I have always known that my dad is an amazing man. He held our family together when my mother was too ill to get out of bed; proudly attended every basketball game, piano recital, and awards ceremony my sister or I have been in; and to this day still offers a helping hand or an extra five dollars, whether we need it or not.
Yet, for as kind and generous and helpful to his immediate family as he is, my dad is equally kind, generous, and helpful to others, also. I remember going with him as a little girl to shovel the driveway of one of his elderly tax clients, and occasionally I would tag along to the nursing home to visit Milt, the best friend of his deceased father. He always told me that these were his “mitzvahs”—his good deeds that he, as a Jew and a human being, must do.
Over the past few days, I watched my father demonstrate kindness and generosity that surpasses anything I have ever seen. Last week, my grandmother (my mother’s mother) died. Consequently, the next few days were dedicated to travelling to Schnecksville and preparing the funeral rites and services. Amidst all of the emotional mourning and practical preparations, someone had to look after my grandfather. He has dementia and is now at the point where he cannot be left alone for any length of time. In a way, it is somewhat of a blessing, because he was only forced to realize my grandmother’s death when faced directly with her body or reminded by others.
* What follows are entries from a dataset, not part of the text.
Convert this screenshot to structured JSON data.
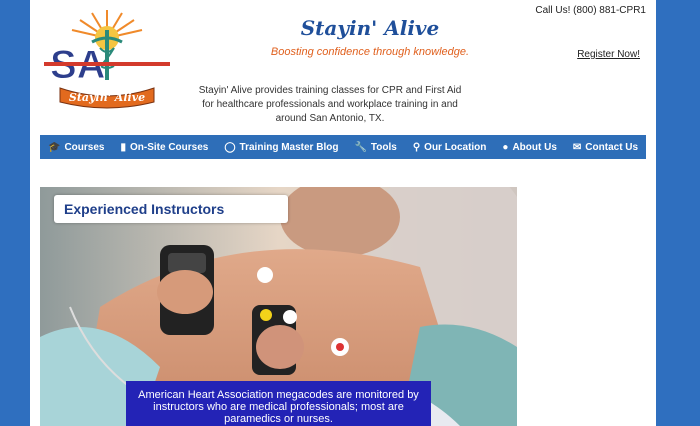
{
  "header": {
    "call_text": "Call Us! (800) 881-CPR1",
    "register_label": "Register Now!",
    "brand_title": "Stayin' Alive",
    "tagline": "Boosting confidence through knowledge.",
    "description": "Stayin' Alive provides training classes for CPR and First Aid for healthcare professionals and workplace training in and around San Antonio, TX.",
    "logo_ribbon": "Stayin' Alive",
    "logo_letters": "SA"
  },
  "nav": {
    "items": [
      {
        "label": "Courses",
        "icon": "graduation-cap-icon"
      },
      {
        "label": "On-Site Courses",
        "icon": "book-icon"
      },
      {
        "label": "Training Master Blog",
        "icon": "chat-icon"
      },
      {
        "label": "Tools",
        "icon": "wrench-icon"
      },
      {
        "label": "Our Location",
        "icon": "map-marker-icon"
      },
      {
        "label": "About Us",
        "icon": "users-icon"
      },
      {
        "label": "Contact Us",
        "icon": "envelope-icon"
      }
    ]
  },
  "hero": {
    "caption": "Experienced Instructors",
    "overlay_text": "American Heart Association megacodes are monitored by instructors who are medical professionals; most are paramedics or nurses."
  },
  "colors": {
    "background": "#2f6fbf",
    "nav_bg": "#2e6eb8",
    "brand_blue": "#1f4f9a",
    "tagline_orange": "#e0601e",
    "overlay_blue": "#2323b6"
  }
}
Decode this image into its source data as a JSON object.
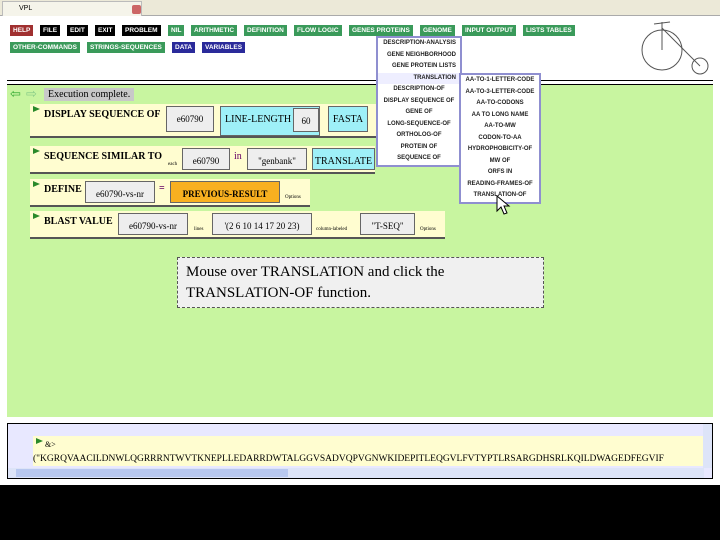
{
  "window": {
    "title": "VPL"
  },
  "toolbar": {
    "row1": [
      {
        "label": "HELP",
        "color": "#a03030"
      },
      {
        "label": "FILE",
        "color": "#000000"
      },
      {
        "label": "EDIT",
        "color": "#000000"
      },
      {
        "label": "EXIT",
        "color": "#000000"
      },
      {
        "label": "PROBLEM",
        "color": "#000000"
      },
      {
        "label": "NIL",
        "color": "#3a9a5a"
      },
      {
        "label": "ARITHMETIC",
        "color": "#3a9a5a"
      },
      {
        "label": "DEFINITION",
        "color": "#3a9a5a"
      },
      {
        "label": "FLOW LOGIC",
        "color": "#3a9a5a"
      },
      {
        "label": "GENES PROTEINS",
        "color": "#3a9a5a"
      },
      {
        "label": "GENOME",
        "color": "#3a9a5a"
      },
      {
        "label": "INPUT OUTPUT",
        "color": "#3a9a5a"
      },
      {
        "label": "LISTS TABLES",
        "color": "#3a9a5a"
      }
    ],
    "row2": [
      {
        "label": "OTHER-COMMANDS",
        "color": "#3a9a5a"
      },
      {
        "label": "STRINGS-SEQUENCES",
        "color": "#3a9a5a"
      },
      {
        "label": "DATA",
        "color": "#2a2a9a"
      },
      {
        "label": "VARIABLES",
        "color": "#2a2a9a"
      }
    ]
  },
  "status": "Execution complete.",
  "commands": {
    "c1": {
      "name": "DISPLAY SEQUENCE OF",
      "arg": "e60790",
      "kw": "LINE-LENGTH",
      "len": "60",
      "fmt": "FASTA"
    },
    "c2": {
      "name": "SEQUENCE SIMILAR TO",
      "each": "each",
      "arg": "e60790",
      "in": "in",
      "db": "\"genbank\"",
      "kw": "TRANSLATE"
    },
    "c3": {
      "name": "DEFINE",
      "var": "e60790-vs-nr",
      "eq": "=",
      "val": "PREVIOUS-RESULT",
      "opt": "Options"
    },
    "c4": {
      "name": "BLAST VALUE",
      "arg": "e60790-vs-nr",
      "lines": "lines",
      "cols": "'(2 6 10 14 17 20 23)",
      "colname": "column-labeled",
      "lbl": "\"T-SEQ\"",
      "opt": "Options"
    }
  },
  "menu": {
    "items": [
      "DESCRIPTION-ANALYSIS",
      "GENE NEIGHBORHOOD",
      "GENE PROTEIN LISTS",
      "TRANSLATION",
      "DESCRIPTION-OF",
      "DISPLAY SEQUENCE OF",
      "GENE OF",
      "LONG-SEQUENCE-OF",
      "ORTHOLOG-OF",
      "PROTEIN OF",
      "SEQUENCE OF"
    ],
    "submenu": [
      "AA-TO-1-LETTER-CODE",
      "AA-TO-3-LETTER-CODE",
      "AA-TO-CODONS",
      "AA TO LONG NAME",
      "AA-TO-MW",
      "CODON-TO-AA",
      "HYDROPHOBICITY-OF",
      "MW OF",
      "ORFS IN",
      "READING-FRAMES-OF",
      "TRANSLATION-OF"
    ]
  },
  "tooltip": "Mouse over TRANSLATION and click the TRANSLATION-OF function.",
  "output": {
    "label": "&>",
    "text": "(\"KGRQVAACILDNWLQGRRRNTWVTKNEPLLEDARRDWTALGGVSADVQPVGNWKIDEPITLEQGVLFVTYPTLRSARGDHSRLKQILDWAGEDFEGVIF"
  }
}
However, this also put a tremendous strain on his children, as they were forced to attend not only to their dead mother, but also to their needy, childlike father.
This is where my father stepped in. While my mother and her sister bustled around, calling relatives, ordering food, visiting the funeral home, and crying on one another’s shoulders, my father quite literally babysat my grandfather: helping him to get dressed and undressed, feeding him, accompanying him to the bathroom, and patiently taking him along to the grocery store, laundry room, funeral home, and wherever else they needed to go.
The exceptional part of all of this is that my father has never liked or respected my grandfather. My grandfather has never been a particularly kind or gentle person—during his lucid years, he ordered my grandmother around and was generally nasty to everyone in our family. Out of respect for my mother and grandmother, my father held his tongue; however, I am sure that on more than one occasion, he probably had to leave the house for fear of saying something he might later regret.
Despite these feelings, my father swallowed his resentment and cared for my grandfather while my mother and her sister grieved, and their brother, my grandfather’s son, sat by and did nothing. This is the mark of a truly good man, and while it may sound odd for a daughter to be the one to say this, I have never been so proud of him.